# Source material
★ ★ ★ ★ ★

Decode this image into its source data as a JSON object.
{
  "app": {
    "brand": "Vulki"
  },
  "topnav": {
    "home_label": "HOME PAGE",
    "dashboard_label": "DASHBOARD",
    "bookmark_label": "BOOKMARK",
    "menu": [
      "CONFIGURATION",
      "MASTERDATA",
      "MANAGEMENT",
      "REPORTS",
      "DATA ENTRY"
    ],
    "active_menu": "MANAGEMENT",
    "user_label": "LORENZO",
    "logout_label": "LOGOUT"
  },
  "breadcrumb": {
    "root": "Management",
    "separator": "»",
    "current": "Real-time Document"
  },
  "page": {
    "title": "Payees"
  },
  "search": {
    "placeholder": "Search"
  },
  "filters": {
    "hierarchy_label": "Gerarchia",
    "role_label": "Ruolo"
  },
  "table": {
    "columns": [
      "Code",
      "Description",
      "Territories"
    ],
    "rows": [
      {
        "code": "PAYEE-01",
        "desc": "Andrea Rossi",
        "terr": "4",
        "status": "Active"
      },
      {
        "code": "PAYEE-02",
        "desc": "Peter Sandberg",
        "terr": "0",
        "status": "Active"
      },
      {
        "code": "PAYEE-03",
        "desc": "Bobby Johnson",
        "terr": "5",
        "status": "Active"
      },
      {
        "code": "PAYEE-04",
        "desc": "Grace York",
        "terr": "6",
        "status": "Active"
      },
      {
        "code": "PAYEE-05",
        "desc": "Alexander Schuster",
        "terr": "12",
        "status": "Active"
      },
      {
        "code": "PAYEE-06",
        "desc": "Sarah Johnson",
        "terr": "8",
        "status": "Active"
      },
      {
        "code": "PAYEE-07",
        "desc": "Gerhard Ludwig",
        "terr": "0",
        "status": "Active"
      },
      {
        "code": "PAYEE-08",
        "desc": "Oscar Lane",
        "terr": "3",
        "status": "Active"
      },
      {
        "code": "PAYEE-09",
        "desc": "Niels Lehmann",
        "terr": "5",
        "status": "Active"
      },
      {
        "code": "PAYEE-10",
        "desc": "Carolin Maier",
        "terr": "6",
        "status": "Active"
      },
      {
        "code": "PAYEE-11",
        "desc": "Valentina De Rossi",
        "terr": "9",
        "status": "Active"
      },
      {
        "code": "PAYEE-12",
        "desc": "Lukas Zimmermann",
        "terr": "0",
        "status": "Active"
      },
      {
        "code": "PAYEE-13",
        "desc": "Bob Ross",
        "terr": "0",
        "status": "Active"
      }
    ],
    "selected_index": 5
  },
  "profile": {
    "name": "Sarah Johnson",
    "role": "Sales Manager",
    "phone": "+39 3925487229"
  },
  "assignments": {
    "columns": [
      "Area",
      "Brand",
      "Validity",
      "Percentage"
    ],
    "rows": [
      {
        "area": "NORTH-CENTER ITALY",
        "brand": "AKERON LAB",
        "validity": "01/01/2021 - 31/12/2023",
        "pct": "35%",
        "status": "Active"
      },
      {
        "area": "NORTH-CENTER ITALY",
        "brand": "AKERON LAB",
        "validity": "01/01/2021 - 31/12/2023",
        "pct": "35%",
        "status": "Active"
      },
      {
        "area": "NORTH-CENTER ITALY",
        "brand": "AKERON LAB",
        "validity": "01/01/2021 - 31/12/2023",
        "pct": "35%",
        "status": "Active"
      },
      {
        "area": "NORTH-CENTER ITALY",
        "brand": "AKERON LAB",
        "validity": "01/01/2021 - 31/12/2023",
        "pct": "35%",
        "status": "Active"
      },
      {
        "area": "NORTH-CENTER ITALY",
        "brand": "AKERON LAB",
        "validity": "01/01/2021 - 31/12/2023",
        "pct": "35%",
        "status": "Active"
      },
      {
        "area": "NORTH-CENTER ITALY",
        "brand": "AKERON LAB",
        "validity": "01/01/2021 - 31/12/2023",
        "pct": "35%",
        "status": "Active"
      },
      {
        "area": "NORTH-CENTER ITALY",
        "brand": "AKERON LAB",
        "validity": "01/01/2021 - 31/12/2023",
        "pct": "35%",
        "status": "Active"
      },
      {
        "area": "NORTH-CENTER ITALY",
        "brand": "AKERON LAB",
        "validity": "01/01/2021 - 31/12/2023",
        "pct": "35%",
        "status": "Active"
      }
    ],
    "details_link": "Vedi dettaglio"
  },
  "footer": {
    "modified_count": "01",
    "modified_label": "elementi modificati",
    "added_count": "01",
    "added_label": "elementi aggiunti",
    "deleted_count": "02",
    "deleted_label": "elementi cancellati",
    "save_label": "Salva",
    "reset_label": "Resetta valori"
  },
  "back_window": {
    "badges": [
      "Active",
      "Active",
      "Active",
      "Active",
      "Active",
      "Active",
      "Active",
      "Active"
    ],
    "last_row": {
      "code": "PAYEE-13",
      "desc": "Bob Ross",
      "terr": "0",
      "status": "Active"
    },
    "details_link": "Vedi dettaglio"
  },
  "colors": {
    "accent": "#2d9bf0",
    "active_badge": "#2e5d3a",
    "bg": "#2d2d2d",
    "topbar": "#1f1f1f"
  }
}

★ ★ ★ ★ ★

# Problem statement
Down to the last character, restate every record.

# Exercise response
Decode this image into its source data as a JSON object.
{
  "app": {
    "brand": "Vulki"
  },
  "topnav": {
    "home_label": "HOME PAGE",
    "dashboard_label": "DASHBOARD",
    "bookmark_label": "BOOKMARK",
    "menu": [
      "CONFIGURATION",
      "MASTERDATA",
      "MANAGEMENT",
      "REPORTS",
      "DATA ENTRY"
    ],
    "active_menu": "MANAGEMENT",
    "user_label": "LORENZO",
    "logout_label": "LOGOUT"
  },
  "breadcrumb": {
    "root": "Management",
    "separator": "»",
    "current": "Real-time Document"
  },
  "page": {
    "title": "Payees"
  },
  "search": {
    "placeholder": "Search"
  },
  "filters": {
    "hierarchy_label": "Gerarchia",
    "role_label": "Ruolo"
  },
  "table": {
    "columns": [
      "Code",
      "Description",
      "Territories"
    ],
    "rows": [
      {
        "code": "PAYEE-01",
        "desc": "Andrea Rossi",
        "terr": "4",
        "status": "Active"
      },
      {
        "code": "PAYEE-02",
        "desc": "Peter Sandberg",
        "terr": "0",
        "status": "Active"
      },
      {
        "code": "PAYEE-03",
        "desc": "Bobby Johnson",
        "terr": "5",
        "status": "Active"
      },
      {
        "code": "PAYEE-04",
        "desc": "Grace York",
        "terr": "6",
        "status": "Active"
      },
      {
        "code": "PAYEE-05",
        "desc": "Alexander Schuster",
        "terr": "12",
        "status": "Active"
      },
      {
        "code": "PAYEE-06",
        "desc": "Sarah Johnson",
        "terr": "8",
        "status": "Active"
      },
      {
        "code": "PAYEE-07",
        "desc": "Gerhard Ludwig",
        "terr": "0",
        "status": "Active"
      },
      {
        "code": "PAYEE-08",
        "desc": "Oscar Lane",
        "terr": "3",
        "status": "Active"
      },
      {
        "code": "PAYEE-09",
        "desc": "Niels Lehmann",
        "terr": "5",
        "status": "Active"
      },
      {
        "code": "PAYEE-10",
        "desc": "Carolin Maier",
        "terr": "6",
        "status": "Active"
      },
      {
        "code": "PAYEE-11",
        "desc": "Valentina De Rossi",
        "terr": "9",
        "status": "Active"
      },
      {
        "code": "PAYEE-12",
        "desc": "Lukas Zimmermann",
        "terr": "0",
        "status": "Active"
      },
      {
        "code": "PAYEE-13",
        "desc": "Bob Ross",
        "terr": "0",
        "status": "Active"
      }
    ],
    "selected_index": 5
  },
  "profile": {
    "name": "Sarah Johnson",
    "role": "Sales Manager",
    "phone": "+39 3925487229"
  },
  "assignments": {
    "columns": [
      "Area",
      "Brand",
      "Validity",
      "Percentage"
    ],
    "rows": [
      {
        "area": "NORTH-CENTER ITALY",
        "brand": "AKERON LAB",
        "validity": "01/01/2021 - 31/12/2023",
        "pct": "35%",
        "status": "Active"
      },
      {
        "area": "NORTH-CENTER ITALY",
        "brand": "AKERON LAB",
        "validity": "01/01/2021 - 31/12/2023",
        "pct": "35%",
        "status": "Active"
      },
      {
        "area": "NORTH-CENTER ITALY",
        "brand": "AKERON LAB",
        "validity": "01/01/2021 - 31/12/2023",
        "pct": "35%",
        "status": "Active"
      },
      {
        "area": "NORTH-CENTER ITALY",
        "brand": "AKERON LAB",
        "validity": "01/01/2021 - 31/12/2023",
        "pct": "35%",
        "status": "Active"
      },
      {
        "area": "NORTH-CENTER ITALY",
        "brand": "AKERON LAB",
        "validity": "01/01/2021 - 31/12/2023",
        "pct": "35%",
        "status": "Active"
      },
      {
        "area": "NORTH-CENTER ITALY",
        "brand": "AKERON LAB",
        "validity": "01/01/2021 - 31/12/2023",
        "pct": "35%",
        "status": "Active"
      },
      {
        "area": "NORTH-CENTER ITALY",
        "brand": "AKERON LAB",
        "validity": "01/01/2021 - 31/12/2023",
        "pct": "35%",
        "status": "Active"
      },
      {
        "area": "NORTH-CENTER ITALY",
        "brand": "AKERON LAB",
        "validity": "01/01/2021 - 31/12/2023",
        "pct": "35%",
        "status": "Active"
      }
    ],
    "details_link": "Vedi dettaglio"
  },
  "footer": {
    "modified_count": "01",
    "modified_label": "elementi modificati",
    "added_count": "01",
    "added_label": "elementi aggiunti",
    "deleted_count": "02",
    "deleted_label": "elementi cancellati",
    "save_label": "Salva",
    "reset_label": "Resetta valori"
  },
  "back_window": {
    "badges": [
      "Active",
      "Active",
      "Active",
      "Active",
      "Active",
      "Active",
      "Active",
      "Active"
    ],
    "last_row": {
      "code": "PAYEE-13",
      "desc": "Bob Ross",
      "terr": "0",
      "status": "Active"
    },
    "details_link": "Vedi dettaglio"
  },
  "colors": {
    "accent": "#2d9bf0",
    "active_badge": "#2e5d3a",
    "bg": "#2d2d2d",
    "topbar": "#1f1f1f"
  }
}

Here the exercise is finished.